Element data from apps and pages
◇ ◇ ◇

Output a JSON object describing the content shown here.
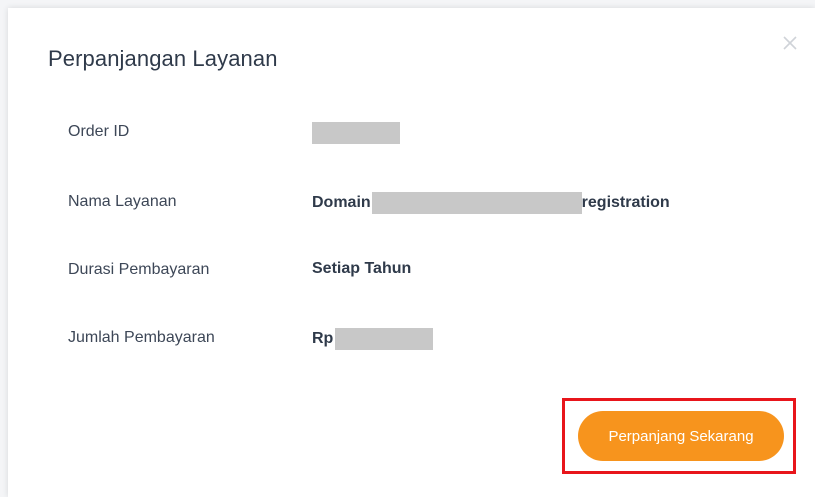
{
  "dialog": {
    "title": "Perpanjangan Layanan"
  },
  "rows": [
    {
      "label": "Order ID",
      "value_prefix": "",
      "value_suffix": ""
    },
    {
      "label": "Nama Layanan",
      "value_prefix": "Domain",
      "value_suffix": "registration"
    },
    {
      "label": "Durasi Pembayaran",
      "value_prefix": "Setiap Tahun",
      "value_suffix": ""
    },
    {
      "label": "Jumlah Pembayaran",
      "value_prefix": "Rp",
      "value_suffix": ""
    }
  ],
  "actions": {
    "renew_label": "Perpanjang Sekarang"
  },
  "icons": {
    "close": "close-icon"
  },
  "colors": {
    "accent": "#f7941d",
    "highlight": "#e8151b",
    "redaction": "#c8c8c8"
  }
}
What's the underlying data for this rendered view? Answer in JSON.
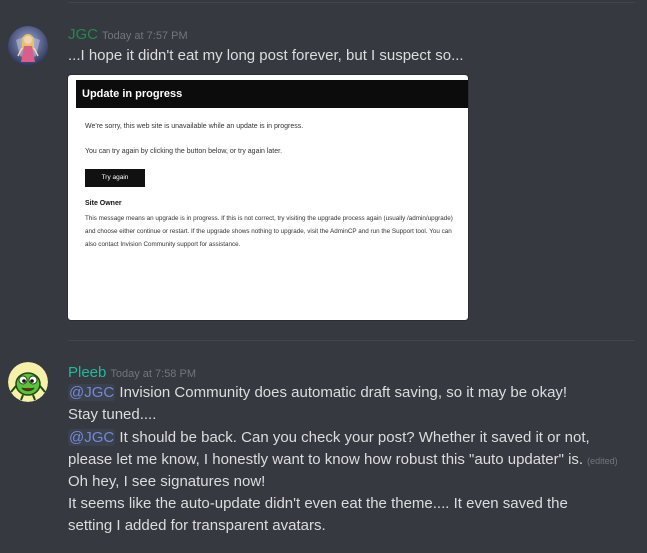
{
  "messages": [
    {
      "username": "JGC",
      "username_color": "#1f8b4c",
      "timestamp": "Today at 7:57 PM",
      "avatar_icon": "fairy-avatar-icon",
      "text": "...I hope it didn't eat my long post forever, but I suspect so...",
      "embed": {
        "title": "Update in progress",
        "line1": "We're sorry, this web site is unavailable while an update is in progress.",
        "line2": "You can try again by clicking the button below, or try again later.",
        "button_label": "Try again",
        "owner_title": "Site Owner",
        "owner_text": "This message means an upgrade is in progress. If this is not correct, try visiting the upgrade process again (usually /admin/upgrade) and choose either continue or restart. If the upgrade shows nothing to upgrade, visit the AdminCP and run the Support tool. You can also contact Invision Community support for assistance."
      }
    },
    {
      "username": "Pleeb",
      "username_color": "#1abc9c",
      "timestamp": "Today at 7:58 PM",
      "avatar_icon": "green-creature-avatar-icon",
      "lines": [
        {
          "mention": "@JGC",
          "text": " Invision Community does automatic draft saving, so it may be okay!"
        },
        {
          "text": "Stay tuned...."
        },
        {
          "mention": "@JGC",
          "text": " It should be back.  Can you check your post?  Whether it saved it or not,"
        },
        {
          "text": "please let me know, I honestly want to know how robust this \"auto updater\" is.",
          "edited": "(edited)"
        },
        {
          "text": "Oh hey, I see signatures now!"
        },
        {
          "text": "It seems like the auto-update didn't even eat the theme.... It even saved the"
        },
        {
          "text": "setting I added for transparent avatars."
        }
      ]
    }
  ]
}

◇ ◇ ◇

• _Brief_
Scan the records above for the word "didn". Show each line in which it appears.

• _Task output_
      "text": "...I hope it didn't eat my long post forever, but I suspect so...",
          "text": "It seems like the auto-update didn't even eat the theme.... It even saved the"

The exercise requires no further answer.